Indonesia: W. Sumatra hit by landslides, strong winds

The Jakarta Post 1 Feb 16;

At least a dozen landslides occurred over the weekend in Agam regency, West Sumatra, following heavy downpours. Meanwhile, strong winds in Bukittinggi municipality damaged the roofs of a number of houses on Sunday morning.

West Sumatra Disaster Mitigation Agency (BPBD) logistics and emergency affairs head R. Pagar Negara said one of the landslides had taken place on the banks of the River Jariang in Agam, damaging a house and injuring a 6-month-old baby.

A larger landslide also struck Jl Nagari Panta in Ampek Koto district.

“The landslide hit several cars and a truck carrying fish. The road is now only passable by motorcycles, and the alternative route was also hit by landslides in six spots,” Pagar said on Sunday.

In Bukittinggi, strong winds blew away the roofs of homes in Manggis Ganting subdistrict; the damage was still being calculated, Pagar said.


Floods inundate three villages in Pekalongan, Central Java
Antara 1 Feb 16;

Pekalongan (ANTARA News) - Floods triggered by incessant heavy rains since Sunday evening have submerged hundreds of homes in three villages in Pekalongan District, Central Java Province.

The affected villages were Bener located in Wiradesa Sub-district, and Tegaldowo as well as Jeruksari villages in Tirto Sub-district, head of the Pekalongan disaster mitigation office (BPBD) Bambang Sujatmiko stated here on Monday.

The floodwaters, reaching a height of up to 40 centimeters, also inundated several schools and prevented the local inhabitants from conducting their routine daily activities, 30-year-old local resident Muhammad stated.

In the meantime, floods had also inundated four villages in Kota Baru Sub-district, Ende District, East Nusa Tenggara Province, over the weekend.

Several homes and public infrastructure were damaged in the flooding, which also affected the local cattle.

The floods were triggered by incessant heavy rains that had fallen in Kota Baru since Saturday (Jan. 30).

The local authorities have dispatched relief aid and collected data on the damage and material losses inflicted by the natural disaster.

Based on information from the Meteorology, Climatology and Geophysics Agency (BMKG), almost 90 percent of Indonesia will experience heavy rains and strong winds that could continue until the second week of February.

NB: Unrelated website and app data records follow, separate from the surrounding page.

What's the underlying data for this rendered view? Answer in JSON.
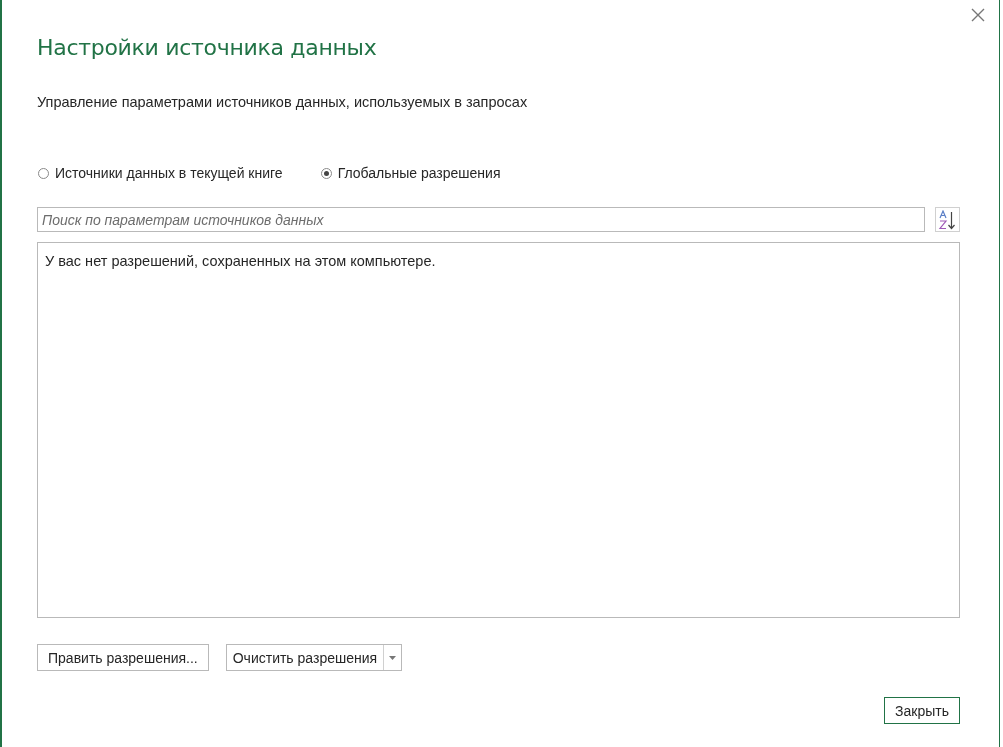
{
  "dialog": {
    "title": "Настройки источника данных",
    "subtitle": "Управление параметрами источников данных, используемых в запросах"
  },
  "scope_options": [
    {
      "label": "Источники данных в текущей книге",
      "selected": false
    },
    {
      "label": "Глобальные разрешения",
      "selected": true
    }
  ],
  "search": {
    "placeholder": "Поиск по параметрам источников данных"
  },
  "permissions_list": {
    "empty_message": "У вас нет разрешений, сохраненных на этом компьютере."
  },
  "buttons": [
    {
      "label": "Править разрешения...",
      "kind": "plain"
    },
    {
      "label": "Очистить разрешения",
      "kind": "split"
    }
  ],
  "close_button": {
    "label": "Закрыть"
  }
}
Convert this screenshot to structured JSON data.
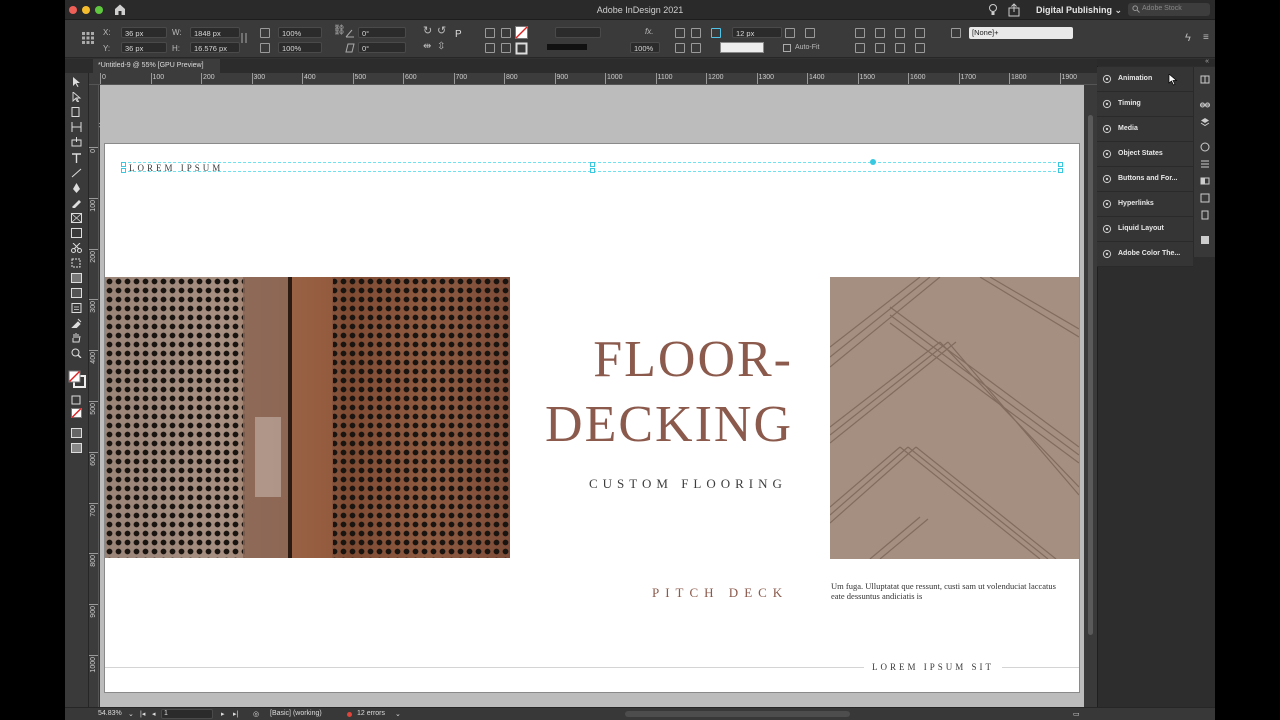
{
  "app": {
    "window_title": "Adobe InDesign 2021",
    "workspace": "Digital Publishing",
    "stock_search_placeholder": "Adobe Stock",
    "document_tab": "*Untitled-9 @ 55% [GPU Preview]"
  },
  "control_bar": {
    "x_label": "X:",
    "x_value": "36 px",
    "y_label": "Y:",
    "y_value": "36 px",
    "w_label": "W:",
    "w_value": "1848 px",
    "h_label": "H:",
    "h_value": "16.576 px",
    "scale_x": "100%",
    "scale_y": "100%",
    "rotate": "0°",
    "shear": "0°",
    "stroke_weight": "12 px",
    "opacity": "100%",
    "auto_fit_label": "Auto-Fit",
    "object_style": "[None]+"
  },
  "rulers": {
    "h_marks": [
      "0",
      "100",
      "200",
      "300",
      "400",
      "500",
      "600",
      "700",
      "800",
      "900",
      "1000",
      "1100",
      "1200",
      "1300",
      "1400",
      "1500",
      "1600",
      "1700",
      "1800",
      "1900"
    ],
    "v_marks": [
      "0",
      "100",
      "200",
      "300",
      "400",
      "500",
      "600",
      "700",
      "800",
      "900",
      "1000"
    ]
  },
  "page": {
    "eyebrow": "LOREM IPSUM",
    "headline_line1": "FLOOR-",
    "headline_line2": "DECKING",
    "subtitle": "CUSTOM FLOORING",
    "pitch": "PITCH DECK",
    "body": "Um fuga. Ulluptatat que ressunt, custi sam ut volenduciat laccatus eate dessuntus andiciatis is",
    "footer": "LOREM IPSUM SIT",
    "colors": {
      "accent": "#8b5a4c",
      "text": "#3d3d3d"
    }
  },
  "panels": [
    {
      "label": "Animation",
      "icon": "animation-icon"
    },
    {
      "label": "Timing",
      "icon": "timing-icon"
    },
    {
      "label": "Media",
      "icon": "media-icon"
    },
    {
      "label": "Object States",
      "icon": "object-states-icon"
    },
    {
      "label": "Buttons and For...",
      "icon": "buttons-forms-icon"
    },
    {
      "label": "Hyperlinks",
      "icon": "hyperlinks-icon"
    },
    {
      "label": "Liquid Layout",
      "icon": "liquid-layout-icon"
    },
    {
      "label": "Adobe Color The...",
      "icon": "color-themes-icon"
    }
  ],
  "status_bar": {
    "zoom": "54.83%",
    "page_number": "1",
    "preflight_profile": "[Basic] (working)",
    "errors": "12 errors"
  }
}
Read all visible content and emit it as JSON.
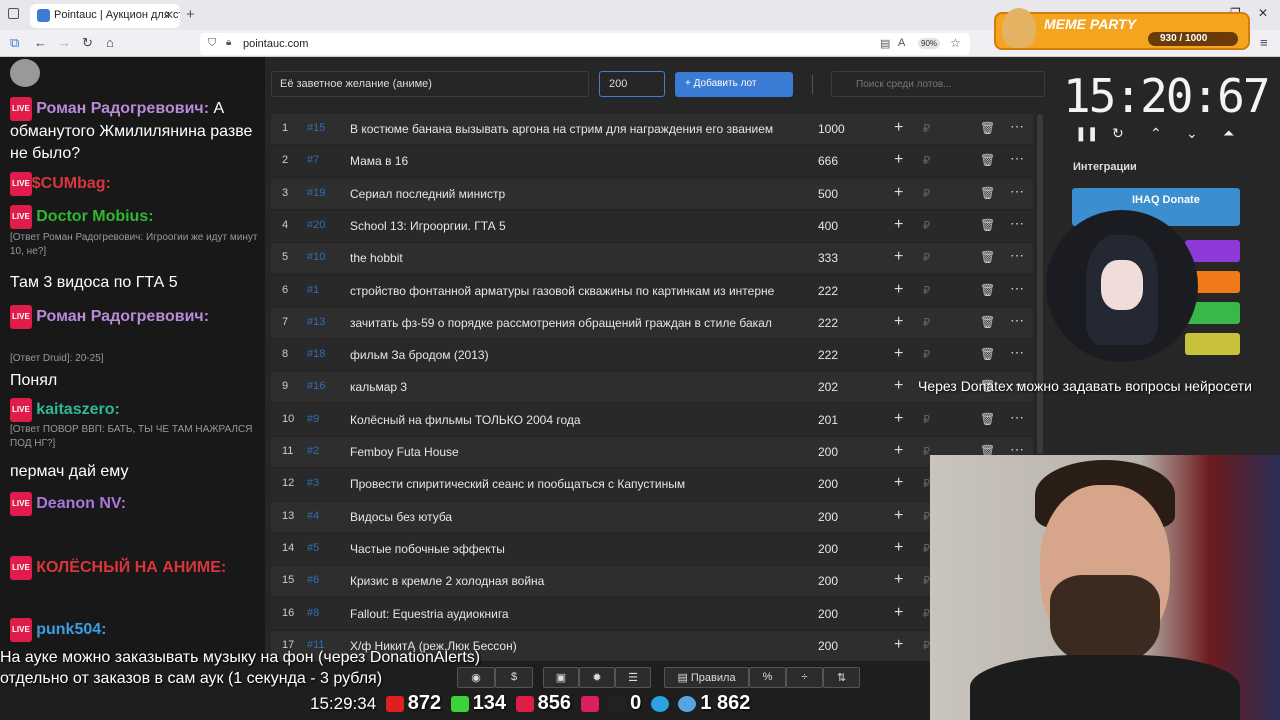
{
  "browser": {
    "tab_title": "Pointauc | Аукцион для стримеров",
    "url": "pointauc.com",
    "zoom": "90%"
  },
  "overlay": {
    "meme_title": "MEME PARTY",
    "meme_progress": "930 / 1000"
  },
  "chat": [
    {
      "type": "msg",
      "name": "Роман Радогревович:",
      "text": "А обманутого Жмилилянина разве не было?",
      "color": "#b88ad8"
    },
    {
      "type": "msg",
      "name": "$CUMbag:",
      "text": "",
      "color": "#d8363c"
    },
    {
      "type": "msg",
      "name": "Doctor Mobius:",
      "text": "",
      "color": "#2fb82f"
    },
    {
      "type": "reply",
      "text": "[Ответ Роман Радогревович: Игроогии же идут минут 10, не?]"
    },
    {
      "type": "plain",
      "text": "Там 3 видоса по ГТА 5"
    },
    {
      "type": "msg",
      "name": "Роман Радогревович:",
      "text": "",
      "color": "#b88ad8"
    },
    {
      "type": "reply",
      "text": "[Ответ Druid]: 20-25]"
    },
    {
      "type": "plain",
      "text": "Понял"
    },
    {
      "type": "msg",
      "name": "kaitaszero:",
      "text": "",
      "color": "#2fb89a"
    },
    {
      "type": "reply",
      "text": "[Ответ ПОВОР ВВП: БАТЬ, ТЫ ЧЕ ТАМ НАЖРАЛСЯ ПОД НГ?]"
    },
    {
      "type": "plain",
      "text": "пермач дай ему"
    },
    {
      "type": "msg",
      "name": "Deanon NV:",
      "text": "",
      "color": "#a878d8"
    },
    {
      "type": "msg",
      "name": "КОЛЁСНЫЙ НА АНИМЕ:",
      "text": "",
      "color": "#d8363c"
    },
    {
      "type": "msg",
      "name": "punk504:",
      "text": "",
      "color": "#3a9fe0"
    }
  ],
  "form": {
    "lot_name": "Её заветное желание (аниме)",
    "amount": "200",
    "add_button": "+ Добавить лот",
    "search_placeholder": "Поиск среди лотов..."
  },
  "lots": [
    {
      "n": "1",
      "id": "#15",
      "text": "В костюме банана вызывать аргона на стрим для награждения его званием",
      "amount": "1000"
    },
    {
      "n": "2",
      "id": "#7",
      "text": "Мама в 16",
      "amount": "666"
    },
    {
      "n": "3",
      "id": "#19",
      "text": "Сериал последний министр",
      "amount": "500"
    },
    {
      "n": "4",
      "id": "#20",
      "text": "School 13: Игрооргии. ГТА 5",
      "amount": "400"
    },
    {
      "n": "5",
      "id": "#10",
      "text": "the hobbit",
      "amount": "333"
    },
    {
      "n": "6",
      "id": "#1",
      "text": "стройство фонтанной арматуры газовой скважины по картинкам из интерне",
      "amount": "222"
    },
    {
      "n": "7",
      "id": "#13",
      "text": "зачитать фз-59 о порядке рассмотрения обращений граждан в стиле бакал",
      "amount": "222"
    },
    {
      "n": "8",
      "id": "#18",
      "text": "фильм За бродом (2013)",
      "amount": "222"
    },
    {
      "n": "9",
      "id": "#16",
      "text": "кальмар 3",
      "amount": "202"
    },
    {
      "n": "10",
      "id": "#9",
      "text": "Колёсный на фильмы ТОЛЬКО 2004 года",
      "amount": "201"
    },
    {
      "n": "11",
      "id": "#2",
      "text": "Femboy Futa House",
      "amount": "200"
    },
    {
      "n": "12",
      "id": "#3",
      "text": "Провести спиритический сеанс и пообщаться с Капустиным",
      "amount": "200"
    },
    {
      "n": "13",
      "id": "#4",
      "text": "Видосы без ютуба",
      "amount": "200"
    },
    {
      "n": "14",
      "id": "#5",
      "text": "Частые побочные эффекты",
      "amount": "200"
    },
    {
      "n": "15",
      "id": "#6",
      "text": "Кризис в кремле 2 холодная война",
      "amount": "200"
    },
    {
      "n": "16",
      "id": "#8",
      "text": "Fallout: Equestria аудиокнига",
      "amount": "200"
    },
    {
      "n": "17",
      "id": "#11",
      "text": "Х/ф НикитА (реж.Люк Бессон)",
      "amount": "200"
    }
  ],
  "timer": {
    "value": "15:20:67"
  },
  "integrations": {
    "title": "Интеграции",
    "ihaq": "IHAQ Donate"
  },
  "overlay_text": {
    "donatex": "Через Donatex можно задавать вопросы нейросети",
    "line1": "На ауке можно заказывать музыку на фон (через DonationAlerts)",
    "line2": "отдельно от заказов в сам аук (1 секунда - 3 рубля)"
  },
  "toolbar": {
    "rules": "Правила",
    "percent": "%",
    "dollar": "$"
  },
  "stats": {
    "time": "15:29:34",
    "youtube": "872",
    "kick": "134",
    "vk": "856",
    "rutube": "0",
    "telegram": "",
    "viewers": "1 862"
  }
}
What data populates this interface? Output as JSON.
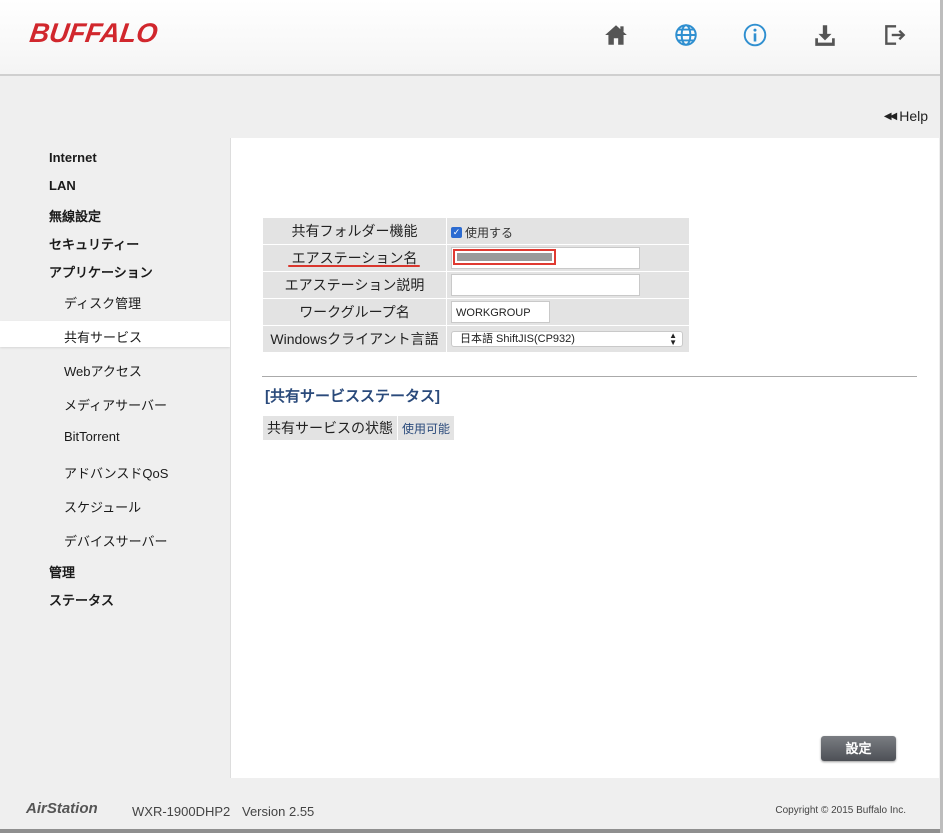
{
  "header": {
    "logo": "BUFFALO",
    "icons": [
      {
        "name": "home-icon",
        "color": "#555555"
      },
      {
        "name": "globe-icon",
        "color": "#2f8fd0"
      },
      {
        "name": "info-icon",
        "color": "#2f8fd0"
      },
      {
        "name": "download-icon",
        "color": "#555555"
      },
      {
        "name": "logout-icon",
        "color": "#555555"
      }
    ]
  },
  "help": {
    "label": "Help",
    "arrow": "◀◀"
  },
  "sidebar": {
    "items": [
      {
        "label": "Internet",
        "level": 1
      },
      {
        "label": "LAN",
        "level": 1
      },
      {
        "label": "無線設定",
        "level": 1
      },
      {
        "label": "セキュリティー",
        "level": 1
      },
      {
        "label": "アプリケーション",
        "level": 1
      },
      {
        "label": "ディスク管理",
        "level": 2
      },
      {
        "label": "共有サービス",
        "level": 2,
        "active": true
      },
      {
        "label": "Webアクセス",
        "level": 2
      },
      {
        "label": "メディアサーバー",
        "level": 2
      },
      {
        "label": "BitTorrent",
        "level": 2
      },
      {
        "label": "アドバンスドQoS",
        "level": 2
      },
      {
        "label": "スケジュール",
        "level": 2
      },
      {
        "label": "デバイスサーバー",
        "level": 2
      },
      {
        "label": "管理",
        "level": 1
      },
      {
        "label": "ステータス",
        "level": 1
      }
    ]
  },
  "form": {
    "shared_folder": {
      "label": "共有フォルダー機能",
      "checkbox_label": "使用する",
      "checked": true
    },
    "airstation_name": {
      "label": "エアステーション名",
      "value": ""
    },
    "airstation_desc": {
      "label": "エアステーション説明",
      "value": ""
    },
    "workgroup": {
      "label": "ワークグループ名",
      "value": "WORKGROUP"
    },
    "windows_lang": {
      "label": "Windowsクライアント言語",
      "value": "日本語 ShiftJIS(CP932)"
    }
  },
  "status": {
    "title": "[共有サービスステータス]",
    "label": "共有サービスの状態",
    "value": "使用可能"
  },
  "buttons": {
    "set": "設定"
  },
  "footer": {
    "brand": "AirStation",
    "model": "WXR-1900DHP2",
    "version": "Version 2.55",
    "copyright": "Copyright © 2015 Buffalo Inc."
  },
  "colors": {
    "brand_red": "#d1272d",
    "accent_blue": "#2f8fd0",
    "status_blue": "#2a4a7b",
    "highlight_red": "#e03a31"
  }
}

Some 63.7 million people in Indonesia are currently living in flood prone areas. Of this number, 40.9 million people are living in areas prone to landslides, according to information from the National Disaster Mitigation Agency (BNPB).

As the country is still grappling with the impacts of El Nino, the BMKG recently announced that another natural phenomenon called La Nina, which is the opposite of El Nino and usually triggers a heavy rainy season in Indonesia, is forecast to begin in September 2016.(*)

No comments:

Post a Comment